As Western New Yorkers anxiously await the first sign of winter white, New York’s Christmas tree farmers are hoping to see a lot of green this holiday season.
The state is one of the top Christmas tree producers in the country, raking fourth behind Oregon, North Carolina and Pennsylvania.
Most states in the US are seeing a decline in Christmas tree farms. But not New York, according to Mary Jeanne Packer, head of Christmas Tree Farmers Association of New York.
“Here in New York, we have about 875 Christmas tree farms, and nearly all of them are family-owned, sometimes even multiple generations getting involved in ownership,” said Packer. “It’s also an easier kind of farming to get into for new and beginning farmers than some other, especially animal, agriculture.”
Packer touts the environmental benefits of Christmas tree farming. One acre of Christmas trees consumes about 500 pounds of carbon dioxide and produces about 1,000 pounds of oxygen every year. Statewide, there are nearly 19,000 acres of Christmas trees being grown today.
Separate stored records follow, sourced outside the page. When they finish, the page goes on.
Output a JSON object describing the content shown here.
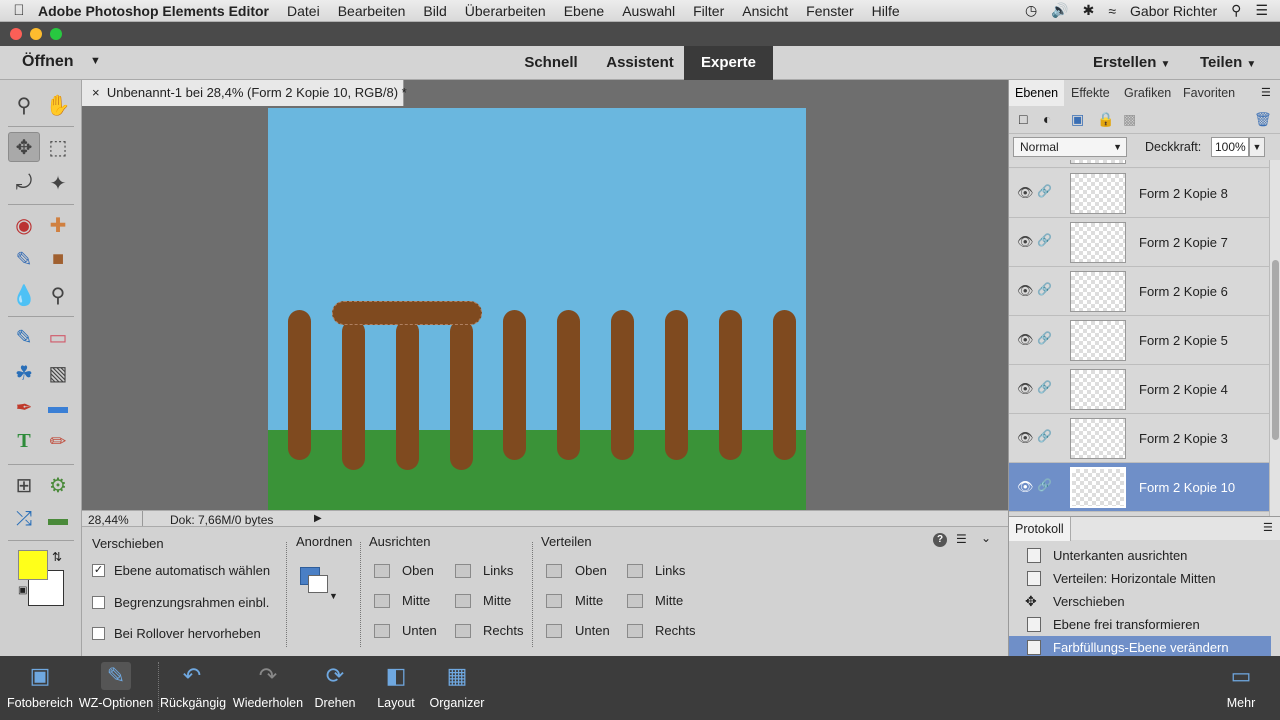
{
  "menubar": {
    "app_name": "Adobe Photoshop Elements Editor",
    "items": [
      "Datei",
      "Bearbeiten",
      "Bild",
      "Überarbeiten",
      "Ebene",
      "Auswahl",
      "Filter",
      "Ansicht",
      "Fenster",
      "Hilfe"
    ],
    "user": "Gabor Richter"
  },
  "modebar": {
    "open_label": "Öffnen",
    "modes": [
      "Schnell",
      "Assistent",
      "Experte"
    ],
    "active_mode": "Experte",
    "create_label": "Erstellen",
    "share_label": "Teilen"
  },
  "document": {
    "tab_title": "Unbenannt-1 bei 28,4% (Form 2 Kopie 10, RGB/8) *",
    "zoom": "28,44%",
    "doc_info": "Dok: 7,66M/0 bytes"
  },
  "options": {
    "tool_name": "Verschieben",
    "checkboxes": [
      {
        "label": "Ebene automatisch wählen",
        "checked": true
      },
      {
        "label": "Begrenzungsrahmen einbl.",
        "checked": false
      },
      {
        "label": "Bei Rollover hervorheben",
        "checked": false
      }
    ],
    "arrange_label": "Anordnen",
    "align_label": "Ausrichten",
    "align_items": [
      "Oben",
      "Links",
      "Mitte",
      "Mitte",
      "Unten",
      "Rechts"
    ],
    "distribute_label": "Verteilen",
    "distribute_items": [
      "Oben",
      "Links",
      "Mitte",
      "Mitte",
      "Unten",
      "Rechts"
    ]
  },
  "panel": {
    "tabs": [
      "Ebenen",
      "Effekte",
      "Grafiken",
      "Favoriten"
    ],
    "active_tab": "Ebenen",
    "blend_mode": "Normal",
    "opacity_label": "Deckkraft:",
    "opacity_value": "100%",
    "layers": [
      "Form 2 Kopie 8",
      "Form 2 Kopie 7",
      "Form 2 Kopie 6",
      "Form 2 Kopie 5",
      "Form 2 Kopie 4",
      "Form 2 Kopie 3",
      "Form 2 Kopie 10"
    ],
    "selected_layer": "Form 2 Kopie 10"
  },
  "history": {
    "title": "Protokoll",
    "items": [
      "Unterkanten ausrichten",
      "Verteilen: Horizontale Mitten",
      "Verschieben",
      "Ebene frei transformieren",
      "Farbfüllungs-Ebene verändern"
    ],
    "selected_item": "Farbfüllungs-Ebene verändern"
  },
  "bottombar": {
    "items": [
      "Fotobereich",
      "WZ-Optionen",
      "Rückgängig",
      "Wiederholen",
      "Drehen",
      "Layout",
      "Organizer"
    ],
    "more_label": "Mehr"
  },
  "colors": {
    "sky": "#6ab7df",
    "grass": "#3a9338",
    "wood": "#7f4a1f",
    "foreground": "#ffff1a",
    "background": "#ffffff",
    "selection": "#6f8fc8"
  }
}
Christmas tree farming is an $8 million-a-year industry in New York, with farms growing nearly 19 million trees. Packer says most of the farms are family-owned and buy equipment from local suppliers, bringing the total economic impact of specialty crop farmers to almost $15 million a year.
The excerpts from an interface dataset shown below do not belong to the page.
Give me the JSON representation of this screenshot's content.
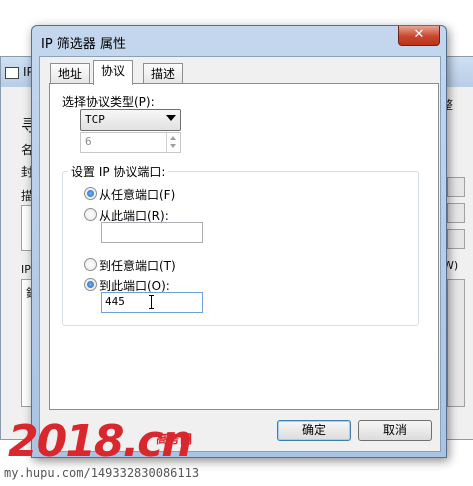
{
  "background_window": {
    "title_fragment": "IP",
    "right_fragment": "整",
    "left_fragments": [
      "寻",
      "名",
      "封",
      "描",
      "IP",
      "鎻"
    ],
    "right_side_fragment": "W)"
  },
  "dialog": {
    "title": "IP 筛选器 属性",
    "close_glyph": "✕",
    "tabs": [
      {
        "label": "地址",
        "active": false
      },
      {
        "label": "协议",
        "active": true
      },
      {
        "label": "描述",
        "active": false
      }
    ],
    "protocol_type_label": "选择协议类型(P):",
    "protocol_type_value": "TCP",
    "protocol_number_value": "6",
    "port_group_label": "设置 IP 协议端口:",
    "source": {
      "any_port_label": "从任意端口(F)",
      "this_port_label": "从此端口(R):",
      "selected": "any_port",
      "port_value": ""
    },
    "destination": {
      "any_port_label": "到任意端口(T)",
      "this_port_label": "到此端口(O):",
      "selected": "this_port",
      "port_value": "445"
    },
    "ok_label": "确定",
    "cancel_label": "取消"
  },
  "watermark": {
    "logo": "2018.cn",
    "subtitle": "高考网",
    "url": "my.hupu.com/149332830086113"
  },
  "colors": {
    "title_bar": "#b8cde6",
    "close_button": "#c8462c",
    "watermark": "#d9272e",
    "radio_dot": "#1b5fa8"
  }
}
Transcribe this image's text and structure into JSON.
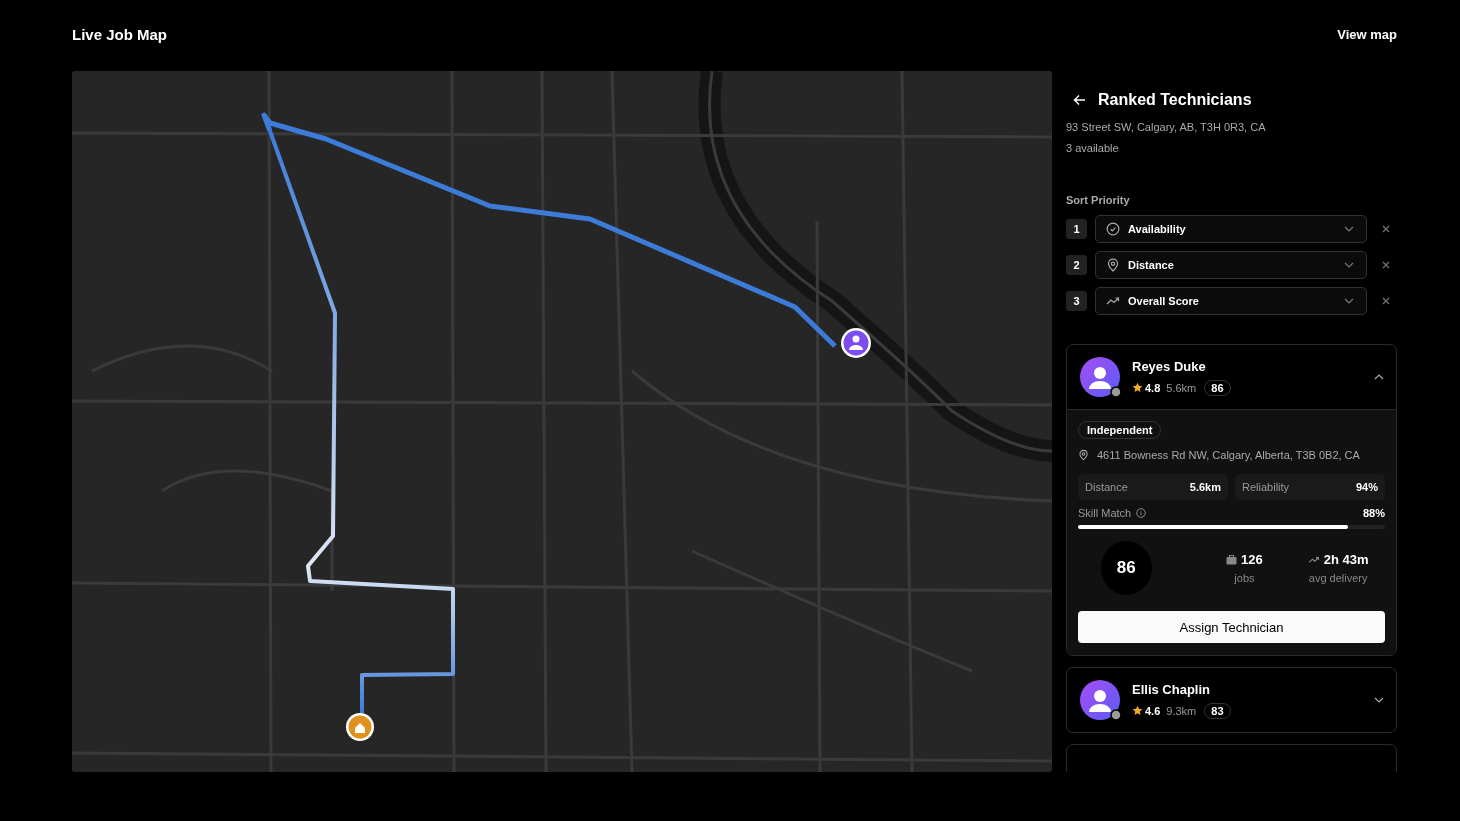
{
  "header": {
    "title": "Live Job Map",
    "view_map": "View map"
  },
  "panel": {
    "title": "Ranked Technicians",
    "address": "93 Street SW, Calgary, AB, T3H 0R3, CA",
    "available": "3 available",
    "sort_label": "Sort Priority",
    "sort_priority": [
      {
        "rank": "1",
        "kind": "availability",
        "label": "Availability"
      },
      {
        "rank": "2",
        "kind": "distance",
        "label": "Distance"
      },
      {
        "rank": "3",
        "kind": "score",
        "label": "Overall Score"
      }
    ]
  },
  "technicians": [
    {
      "name": "Reyes Duke",
      "rating": "4.8",
      "distance": "5.6km",
      "score": "86",
      "expanded": true,
      "type": "Independent",
      "address": "4611 Bowness Rd NW, Calgary, Alberta, T3B 0B2, CA",
      "distance_label": "Distance",
      "distance_value": "5.6km",
      "reliability_label": "Reliability",
      "reliability_value": "94%",
      "skill_label": "Skill Match",
      "skill_value": "88%",
      "level": 0.88,
      "big_score": "86",
      "jobs": "126",
      "jobs_label": "jobs",
      "delivery": "2h 43m",
      "delivery_label": "avg delivery",
      "assign": "Assign Technician"
    },
    {
      "name": "Ellis Chaplin",
      "rating": "4.6",
      "distance": "9.3km",
      "score": "83",
      "expanded": false
    }
  ]
}
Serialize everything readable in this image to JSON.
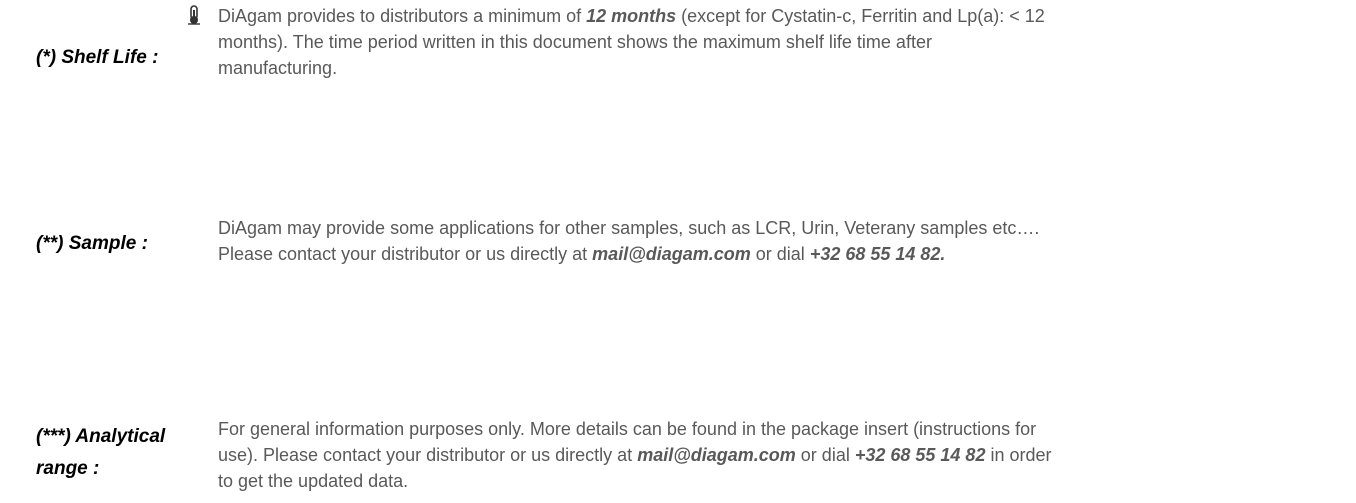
{
  "shelf_life": {
    "label": "(*) Shelf Life :",
    "icon": "thermometer-icon",
    "text_before": "DiAgam provides to distributors a minimum of ",
    "emphasis": "12 months",
    "text_after_line1": "  (except for Cystatin-c, Ferritin and Lp(a): < 12",
    "text_line2": "months). The time period written in this document shows the maximum shelf life time after",
    "text_line3": "manufacturing."
  },
  "sample": {
    "label": "(**) Sample :",
    "line1": "DiAgam may provide some applications for other samples, such as LCR, Urin, Veterany samples etc….",
    "line2_before": "Please contact your distributor or us directly at ",
    "email": "mail@diagam.com",
    "line2_middle": "  or dial ",
    "phone": "+32 68 55 14 82."
  },
  "analytical_range": {
    "label_line1": "(***) Analytical",
    "label_line2": "range :",
    "line1": "For general information purposes only. More details can be found in the package insert (instructions for",
    "line2_before": "use).  Please contact your distributor or us directly at ",
    "email": "mail@diagam.com",
    "line2_middle": "  or dial ",
    "phone": "+32 68 55 14 82",
    "line2_after": "  in order",
    "line3": "to get the updated data."
  }
}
Packer points to fertile soil, smart farmers, and urban consumers.
“There is a long period between when a seedling is planted and when it’s harvested, which may be 7, 8, even 10 years. That’s another reason why we’re excited about urban markets, upstate and New York City, because typically those consumers have smaller spaces and are looking for smaller trees. So there’s a shorter period from when the tree is planted until it’s cut,” said Packer.
Not all Christmas trees are grown to fit into living rooms. Domes Tree Farm in Bliss Thursday cut down a 30 foot white fir for the 16th Annual Winter’s Eve celebration at Lincoln Square in New York City.